[Excerpted data Boundary: Start]

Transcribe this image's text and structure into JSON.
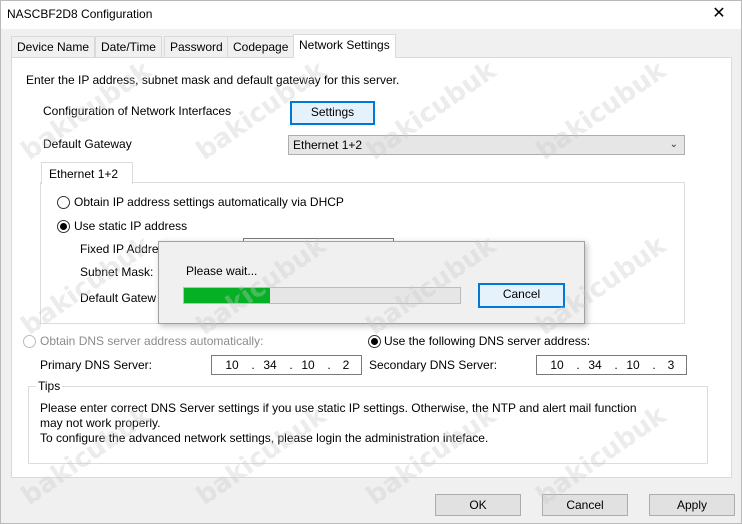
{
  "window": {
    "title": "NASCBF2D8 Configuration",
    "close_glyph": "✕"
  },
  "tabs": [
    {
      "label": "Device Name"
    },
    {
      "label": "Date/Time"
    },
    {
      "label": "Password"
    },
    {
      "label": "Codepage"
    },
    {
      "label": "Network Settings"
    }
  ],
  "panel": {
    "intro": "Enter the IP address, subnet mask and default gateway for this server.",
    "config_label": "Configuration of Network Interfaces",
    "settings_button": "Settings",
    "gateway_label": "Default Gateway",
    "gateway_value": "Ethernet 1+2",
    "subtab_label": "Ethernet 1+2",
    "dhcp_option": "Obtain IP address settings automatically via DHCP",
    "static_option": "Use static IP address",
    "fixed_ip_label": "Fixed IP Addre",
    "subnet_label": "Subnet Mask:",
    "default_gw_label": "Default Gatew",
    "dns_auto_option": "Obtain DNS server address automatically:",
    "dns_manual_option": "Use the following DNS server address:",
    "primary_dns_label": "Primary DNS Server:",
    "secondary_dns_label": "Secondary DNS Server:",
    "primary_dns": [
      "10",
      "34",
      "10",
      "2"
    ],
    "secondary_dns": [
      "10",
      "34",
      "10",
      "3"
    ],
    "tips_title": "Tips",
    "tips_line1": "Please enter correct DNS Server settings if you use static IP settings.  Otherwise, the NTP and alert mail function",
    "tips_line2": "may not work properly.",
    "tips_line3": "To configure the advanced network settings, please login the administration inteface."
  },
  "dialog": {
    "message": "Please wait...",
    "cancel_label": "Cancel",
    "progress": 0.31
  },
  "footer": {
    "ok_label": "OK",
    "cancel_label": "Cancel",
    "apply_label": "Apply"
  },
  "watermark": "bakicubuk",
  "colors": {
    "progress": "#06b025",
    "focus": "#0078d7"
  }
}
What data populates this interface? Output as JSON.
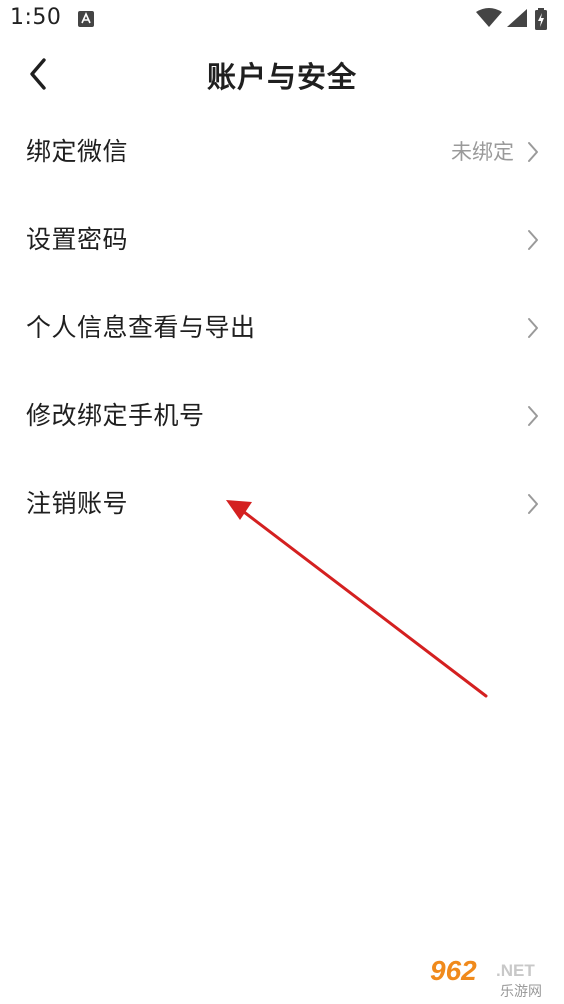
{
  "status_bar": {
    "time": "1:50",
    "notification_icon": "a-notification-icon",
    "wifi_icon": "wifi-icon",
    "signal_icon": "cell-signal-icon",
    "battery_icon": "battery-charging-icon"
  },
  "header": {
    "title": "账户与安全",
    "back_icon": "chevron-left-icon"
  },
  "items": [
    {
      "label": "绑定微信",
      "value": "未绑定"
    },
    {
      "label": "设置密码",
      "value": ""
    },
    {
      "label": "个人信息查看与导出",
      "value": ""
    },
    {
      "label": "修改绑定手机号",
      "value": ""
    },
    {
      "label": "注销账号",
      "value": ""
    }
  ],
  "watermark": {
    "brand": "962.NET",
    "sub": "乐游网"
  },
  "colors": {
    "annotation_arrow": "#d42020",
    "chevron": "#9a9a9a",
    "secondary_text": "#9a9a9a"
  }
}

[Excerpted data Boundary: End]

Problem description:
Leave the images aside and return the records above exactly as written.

Response to the exercise:
Transcribe this image's text and structure into JSON.
{
  "window": {
    "title": "NASCBF2D8 Configuration",
    "close_glyph": "✕"
  },
  "tabs": [
    {
      "label": "Device Name"
    },
    {
      "label": "Date/Time"
    },
    {
      "label": "Password"
    },
    {
      "label": "Codepage"
    },
    {
      "label": "Network Settings"
    }
  ],
  "panel": {
    "intro": "Enter the IP address, subnet mask and default gateway for this server.",
    "config_label": "Configuration of Network Interfaces",
    "settings_button": "Settings",
    "gateway_label": "Default Gateway",
    "gateway_value": "Ethernet 1+2",
    "subtab_label": "Ethernet 1+2",
    "dhcp_option": "Obtain IP address settings automatically via DHCP",
    "static_option": "Use static IP address",
    "fixed_ip_label": "Fixed IP Addre",
    "subnet_label": "Subnet Mask:",
    "default_gw_label": "Default Gatew",
    "dns_auto_option": "Obtain DNS server address automatically:",
    "dns_manual_option": "Use the following DNS server address:",
    "primary_dns_label": "Primary DNS Server:",
    "secondary_dns_label": "Secondary DNS Server:",
    "primary_dns": [
      "10",
      "34",
      "10",
      "2"
    ],
    "secondary_dns": [
      "10",
      "34",
      "10",
      "3"
    ],
    "tips_title": "Tips",
    "tips_line1": "Please enter correct DNS Server settings if you use static IP settings.  Otherwise, the NTP and alert mail function",
    "tips_line2": "may not work properly.",
    "tips_line3": "To configure the advanced network settings, please login the administration inteface."
  },
  "dialog": {
    "message": "Please wait...",
    "cancel_label": "Cancel",
    "progress": 0.31
  },
  "footer": {
    "ok_label": "OK",
    "cancel_label": "Cancel",
    "apply_label": "Apply"
  },
  "watermark": "bakicubuk",
  "colors": {
    "progress": "#06b025",
    "focus": "#0078d7"
  }
}
What data populates this interface? Output as JSON.
{
  "status_bar": {
    "time": "1:50",
    "notification_icon": "a-notification-icon",
    "wifi_icon": "wifi-icon",
    "signal_icon": "cell-signal-icon",
    "battery_icon": "battery-charging-icon"
  },
  "header": {
    "title": "账户与安全",
    "back_icon": "chevron-left-icon"
  },
  "items": [
    {
      "label": "绑定微信",
      "value": "未绑定"
    },
    {
      "label": "设置密码",
      "value": ""
    },
    {
      "label": "个人信息查看与导出",
      "value": ""
    },
    {
      "label": "修改绑定手机号",
      "value": ""
    },
    {
      "label": "注销账号",
      "value": ""
    }
  ],
  "watermark": {
    "brand": "962.NET",
    "sub": "乐游网"
  },
  "colors": {
    "annotation_arrow": "#d42020",
    "chevron": "#9a9a9a",
    "secondary_text": "#9a9a9a"
  }
}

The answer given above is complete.